Review the listing and copy each line that holds the word "label".
• • • •
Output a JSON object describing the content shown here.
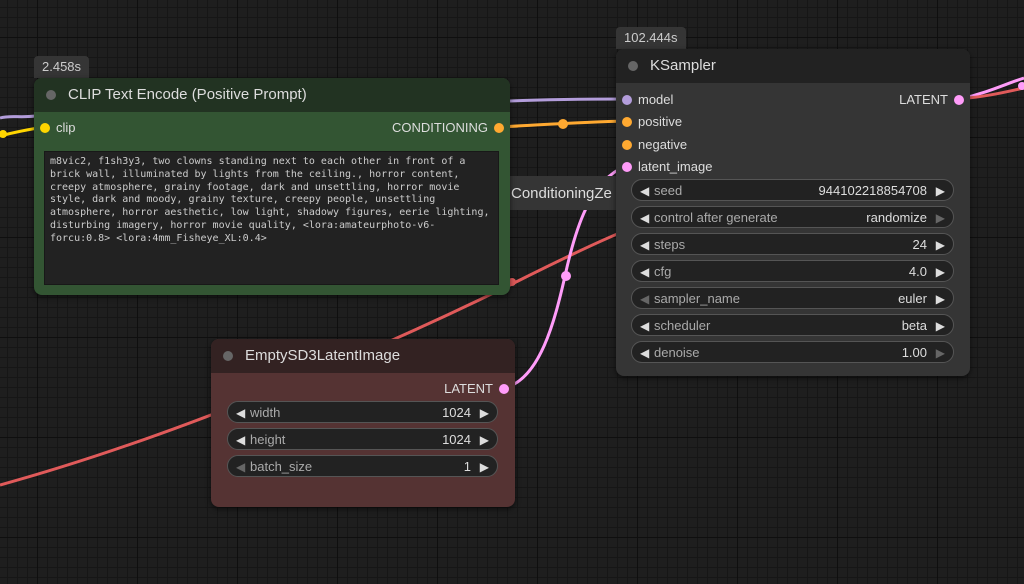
{
  "colors": {
    "canvas": "#1e1e1e",
    "link_model": "#b39ddb",
    "link_conditioning": "#ffa931",
    "link_latent": "#ff9cf9",
    "link_red": "#e05a5a",
    "clip_node_body": "#335533",
    "clip_node_title": "#223322",
    "latent_node_body": "#553333",
    "latent_node_title": "#332222",
    "ksampler_body": "#353535",
    "ksampler_title": "#222222"
  },
  "clip_node": {
    "timing": "2.458s",
    "title": "CLIP Text Encode (Positive Prompt)",
    "input_clip": "clip",
    "output_conditioning": "CONDITIONING",
    "prompt_text": "m8vic2, f1sh3y3, two clowns standing next to each other in front of a brick wall, illuminated by lights from the ceiling., horror content, creepy atmosphere, grainy footage, dark and unsettling, horror movie style, dark and moody, grainy texture, creepy people, unsettling atmosphere, horror aesthetic, low light, shadowy figures, eerie lighting, disturbing imagery, horror movie quality, <lora:amateurphoto-v6-forcu:0.8> <lora:4mm_Fisheye_XL:0.4>"
  },
  "hidden_node": {
    "title_partial": "ConditioningZe"
  },
  "ksampler": {
    "timing": "102.444s",
    "title": "KSampler",
    "inputs": [
      "model",
      "positive",
      "negative",
      "latent_image"
    ],
    "output_latent": "LATENT",
    "widgets": [
      {
        "label": "seed",
        "value": "944102218854708"
      },
      {
        "label": "control after generate",
        "value": "randomize"
      },
      {
        "label": "steps",
        "value": "24"
      },
      {
        "label": "cfg",
        "value": "4.0"
      },
      {
        "label": "sampler_name",
        "value": "euler"
      },
      {
        "label": "scheduler",
        "value": "beta"
      },
      {
        "label": "denoise",
        "value": "1.00"
      }
    ]
  },
  "latent_node": {
    "title": "EmptySD3LatentImage",
    "output_latent": "LATENT",
    "widgets": [
      {
        "label": "width",
        "value": "1024"
      },
      {
        "label": "height",
        "value": "1024"
      },
      {
        "label": "batch_size",
        "value": "1"
      }
    ]
  },
  "icons": {
    "left_arrow": "◀",
    "right_arrow": "▶"
  }
}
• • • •
OUTPUT OF THE EXERCISE:
        "label": "seed",
        "label": "control after generate",
        "label": "steps",
        "label": "cfg",
        "label": "sampler_name",
        "label": "scheduler",
        "label": "denoise",
        "label": "width",
        "label": "height",
        "label": "batch_size",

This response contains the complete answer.